But Braun said that despite his setback in court, a key goal had been achieved. "People have been calling Ted a liar for the last two years. He wanted the word out that he passed the test as much for self-respect as for admissibility."
Braun also said his decision to take an aggressive public stance stemmed in part from his perception that he had triumphed in the past by engaging prosecutors in verbal warfare outside the courtroom. In particular, he cited the celebrated 1987 "Twilight Zone" case, in which he successfully represented film producer George Folsey, one of five defendants accused of involuntary manslaughter in the deaths of Vic Morrow and two child actors killed by a helicopter during the late-night filming of a battle scene.
He said that the defense had lured Deputy Dist. Atty. Lea Purwin D'Agostino into "insane total warfare" during frequent histrionic news conferences. Braun said the "carnival-like" atmosphere helped to deflect attention from the defendants, focusing the spotlight on D'Agostino's tactics.
But this time, prosecutors are not going for the bait. They have declined comment outside the courtroom.
"It is unprofessional and counterproductive to engage in a daily harangue on the courthouse steps," said U.S. Atty. Terree A. Bowers, responding on behalf of the prosecuting attorneys. "It is unfortunate that inflammatory statements that would be inadmissible and even sanctionable in the context of the trial itself somehow garner the rapt attention of the media at the end of each trial day."
Levenson and other observers said they believe that some of the prosecutors' reticence to comment outside the courtroom is because they are at much greater risk of endangering their legal position with a misstatement than are defense lawyers.
Virtually all reporters covering the King trial say the outside news conferences would play a less significant role if a video camera was allowed in the courtroom, enabling television stations to show film of the testimony.
Because cameras are prohibited in federal court, the news conferences have, in a sense, supplanted the extensive live coverage of the first trial. As a result, the defense has been able to dominate the television images to a greater degree.
Still, UCLA criminal law professor Peter Arenella questions whether any of the posturing and rhetoric will, in the end, make any difference.

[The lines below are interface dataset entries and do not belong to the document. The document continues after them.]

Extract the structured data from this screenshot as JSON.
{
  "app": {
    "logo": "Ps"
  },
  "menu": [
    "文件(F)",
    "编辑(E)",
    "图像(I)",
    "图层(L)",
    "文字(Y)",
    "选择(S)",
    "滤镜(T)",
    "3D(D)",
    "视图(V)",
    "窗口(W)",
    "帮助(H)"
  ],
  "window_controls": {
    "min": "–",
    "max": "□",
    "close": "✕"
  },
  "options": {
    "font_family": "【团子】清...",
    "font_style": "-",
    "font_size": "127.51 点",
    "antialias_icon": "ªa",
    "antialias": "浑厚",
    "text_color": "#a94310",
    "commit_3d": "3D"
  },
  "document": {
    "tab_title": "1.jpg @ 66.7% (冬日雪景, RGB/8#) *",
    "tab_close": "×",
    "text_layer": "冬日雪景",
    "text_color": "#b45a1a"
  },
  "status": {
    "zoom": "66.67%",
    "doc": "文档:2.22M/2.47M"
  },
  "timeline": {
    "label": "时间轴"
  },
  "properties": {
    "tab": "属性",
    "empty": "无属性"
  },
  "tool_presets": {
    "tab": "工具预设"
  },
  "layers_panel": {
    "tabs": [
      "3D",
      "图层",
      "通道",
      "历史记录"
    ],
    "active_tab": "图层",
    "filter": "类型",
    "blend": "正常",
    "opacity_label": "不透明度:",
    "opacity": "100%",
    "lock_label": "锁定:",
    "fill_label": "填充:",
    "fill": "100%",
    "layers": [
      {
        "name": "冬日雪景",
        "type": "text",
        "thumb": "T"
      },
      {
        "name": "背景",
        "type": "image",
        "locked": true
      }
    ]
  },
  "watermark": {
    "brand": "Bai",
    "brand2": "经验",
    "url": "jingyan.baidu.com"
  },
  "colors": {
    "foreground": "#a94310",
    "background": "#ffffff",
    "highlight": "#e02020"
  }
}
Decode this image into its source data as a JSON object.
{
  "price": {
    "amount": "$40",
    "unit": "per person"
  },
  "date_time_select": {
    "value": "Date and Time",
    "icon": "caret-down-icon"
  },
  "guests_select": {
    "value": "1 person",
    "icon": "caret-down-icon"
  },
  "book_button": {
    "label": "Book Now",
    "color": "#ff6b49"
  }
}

"I don't believe the general public will change their own preconceptions of guilt or innocence, formed by viewing the videotape, because of the attempts of the defense camp and others to woo them to their side," Arenella said.
Times staff writer Jim Newton contributed to this article.